narrative cannot easily fit even these relatively kind domains that have most successfully marketed it.
So, about that one sentence of advice: Don’t feel behind. Two Roman historians recorded that when Julius Caesar was a young man he saw a statue of Alexander the Great in Spain and broke down in tears. “Alexander at my age had conquered so many nations, and I have all this time done nothing that is memorable,” he supposedly said. Pretty soon, that concern was a distant memory and Caesar was in charge of the Roman Republic— which he turned into a dictatorship before he was murdered by his own pals. It’s fair to say that like most youth athletes with highlight reels, he peaked early. Compare yourself to yourself yesterday, not to younger people who aren’t you. Everyone progresses at a different rate, so don’t let anyone else make you feel behind. You probably don’t even know where exactly
you’re going, so feeling behind doesn’t help. Instead, as Herminia Ibarra suggested for the proactive pursuit of match quality, start planning experiments. Your personal version of Friday night or Saturday morning experiments, perhaps.
Approach your own personal voyage and projects like Michelangelo approached a block of marble, willing to learn and adjust as you go, and even to abandon a previous goal and change directions entirely should the need arise. Research on creators in domains from technological innovation to comic books shows that a diverse group of specialists cannot fully replace the contributions of broad individuals. Even when you move on from an area of work or an entire domain, that experience is not wasted.
Finally, remember that there is nothing inherently wrong with specialization. We all specialize to one degree or another, at some point or other. My initial spark of interest in this topic came from reading viral articles and watching conference keynotes that offered early hyperspecialization as some sort of life hack, a prescription that will save

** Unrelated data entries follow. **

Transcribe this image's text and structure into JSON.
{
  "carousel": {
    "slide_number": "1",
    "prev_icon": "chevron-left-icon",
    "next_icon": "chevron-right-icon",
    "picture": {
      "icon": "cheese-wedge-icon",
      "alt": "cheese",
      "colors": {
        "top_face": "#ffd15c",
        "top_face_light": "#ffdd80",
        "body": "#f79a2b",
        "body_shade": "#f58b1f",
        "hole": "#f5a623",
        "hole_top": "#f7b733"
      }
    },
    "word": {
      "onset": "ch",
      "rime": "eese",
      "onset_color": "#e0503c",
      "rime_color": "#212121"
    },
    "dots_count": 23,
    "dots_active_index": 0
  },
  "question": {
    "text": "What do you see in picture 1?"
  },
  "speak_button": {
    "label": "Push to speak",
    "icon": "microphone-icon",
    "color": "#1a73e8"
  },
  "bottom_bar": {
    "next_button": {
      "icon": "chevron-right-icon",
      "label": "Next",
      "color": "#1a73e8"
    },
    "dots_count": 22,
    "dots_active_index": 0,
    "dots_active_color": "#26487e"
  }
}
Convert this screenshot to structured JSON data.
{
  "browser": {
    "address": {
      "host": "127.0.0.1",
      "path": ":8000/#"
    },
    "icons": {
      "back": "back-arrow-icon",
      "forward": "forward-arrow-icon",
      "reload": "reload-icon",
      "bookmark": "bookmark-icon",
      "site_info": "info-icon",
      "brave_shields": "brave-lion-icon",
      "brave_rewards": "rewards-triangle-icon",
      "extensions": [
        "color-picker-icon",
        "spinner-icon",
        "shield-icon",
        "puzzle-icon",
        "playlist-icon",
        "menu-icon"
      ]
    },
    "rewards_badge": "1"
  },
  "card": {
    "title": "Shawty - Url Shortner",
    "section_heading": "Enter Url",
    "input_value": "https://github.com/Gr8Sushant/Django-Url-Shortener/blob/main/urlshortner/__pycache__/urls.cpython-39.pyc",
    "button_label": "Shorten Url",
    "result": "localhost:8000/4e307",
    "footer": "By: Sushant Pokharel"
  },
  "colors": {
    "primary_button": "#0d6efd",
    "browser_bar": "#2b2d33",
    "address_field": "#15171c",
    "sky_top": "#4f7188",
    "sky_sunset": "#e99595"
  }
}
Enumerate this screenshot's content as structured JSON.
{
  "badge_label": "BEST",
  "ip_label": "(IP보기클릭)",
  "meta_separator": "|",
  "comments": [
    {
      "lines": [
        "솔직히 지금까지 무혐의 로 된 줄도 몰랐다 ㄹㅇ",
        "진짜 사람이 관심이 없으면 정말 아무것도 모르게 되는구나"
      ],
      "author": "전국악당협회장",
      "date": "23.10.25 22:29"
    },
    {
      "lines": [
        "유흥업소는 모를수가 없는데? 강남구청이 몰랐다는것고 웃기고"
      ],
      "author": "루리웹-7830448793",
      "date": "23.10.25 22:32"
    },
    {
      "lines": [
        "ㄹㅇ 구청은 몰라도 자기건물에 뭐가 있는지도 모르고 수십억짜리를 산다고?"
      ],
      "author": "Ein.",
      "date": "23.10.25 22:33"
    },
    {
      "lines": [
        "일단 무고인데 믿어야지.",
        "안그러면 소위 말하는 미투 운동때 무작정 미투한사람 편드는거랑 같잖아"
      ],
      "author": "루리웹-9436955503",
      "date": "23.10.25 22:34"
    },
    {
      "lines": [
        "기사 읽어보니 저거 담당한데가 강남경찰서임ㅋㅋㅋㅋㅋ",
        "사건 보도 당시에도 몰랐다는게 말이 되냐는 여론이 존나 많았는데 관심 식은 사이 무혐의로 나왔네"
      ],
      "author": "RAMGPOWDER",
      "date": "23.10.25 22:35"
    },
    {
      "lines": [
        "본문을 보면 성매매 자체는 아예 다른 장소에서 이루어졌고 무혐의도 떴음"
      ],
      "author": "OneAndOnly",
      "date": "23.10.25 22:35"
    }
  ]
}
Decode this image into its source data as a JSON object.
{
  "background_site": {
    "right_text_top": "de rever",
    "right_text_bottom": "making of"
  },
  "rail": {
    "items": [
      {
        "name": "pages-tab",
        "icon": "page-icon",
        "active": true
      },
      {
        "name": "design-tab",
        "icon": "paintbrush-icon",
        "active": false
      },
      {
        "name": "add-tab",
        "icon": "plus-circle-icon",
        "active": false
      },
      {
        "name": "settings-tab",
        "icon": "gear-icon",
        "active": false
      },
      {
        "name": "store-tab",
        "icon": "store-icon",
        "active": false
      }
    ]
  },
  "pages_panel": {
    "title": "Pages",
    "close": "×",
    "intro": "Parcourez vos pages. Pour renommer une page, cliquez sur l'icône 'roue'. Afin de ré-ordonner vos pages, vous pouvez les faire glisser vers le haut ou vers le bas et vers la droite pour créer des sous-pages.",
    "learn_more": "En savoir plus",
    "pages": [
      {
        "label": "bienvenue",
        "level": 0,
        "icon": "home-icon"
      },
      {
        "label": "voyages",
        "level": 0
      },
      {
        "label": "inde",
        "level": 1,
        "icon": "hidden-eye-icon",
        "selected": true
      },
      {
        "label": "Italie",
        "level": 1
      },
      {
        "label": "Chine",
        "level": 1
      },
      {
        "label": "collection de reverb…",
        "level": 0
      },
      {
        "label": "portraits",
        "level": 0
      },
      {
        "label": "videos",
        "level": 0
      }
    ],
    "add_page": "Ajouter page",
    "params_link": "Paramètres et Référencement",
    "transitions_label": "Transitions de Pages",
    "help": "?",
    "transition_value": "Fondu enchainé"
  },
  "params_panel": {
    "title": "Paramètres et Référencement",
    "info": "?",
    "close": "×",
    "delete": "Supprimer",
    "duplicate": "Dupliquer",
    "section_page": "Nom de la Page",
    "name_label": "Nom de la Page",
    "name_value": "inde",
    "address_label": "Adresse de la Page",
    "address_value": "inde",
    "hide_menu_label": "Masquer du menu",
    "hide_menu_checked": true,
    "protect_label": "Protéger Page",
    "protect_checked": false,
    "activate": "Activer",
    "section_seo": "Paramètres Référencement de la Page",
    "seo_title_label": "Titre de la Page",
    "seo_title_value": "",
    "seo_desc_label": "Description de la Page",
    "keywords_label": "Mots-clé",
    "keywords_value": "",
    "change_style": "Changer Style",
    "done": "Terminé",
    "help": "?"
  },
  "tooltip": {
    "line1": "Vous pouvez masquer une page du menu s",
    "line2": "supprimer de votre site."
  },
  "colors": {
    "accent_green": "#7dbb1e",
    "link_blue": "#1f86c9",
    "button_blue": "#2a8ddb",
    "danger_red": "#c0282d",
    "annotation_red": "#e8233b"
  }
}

you the wasted time of diverse experience and experimentation. I hope I have added ideas to that discussion, because research in myriad areas suggests that mental meandering and personal experimentation are sources of power, and head starts are overrated. As Supreme Court justice Oliver Wendell Holmes wrote a century ago, of the free exchange of ideas, “It is an experiment, as all life is an experiment.”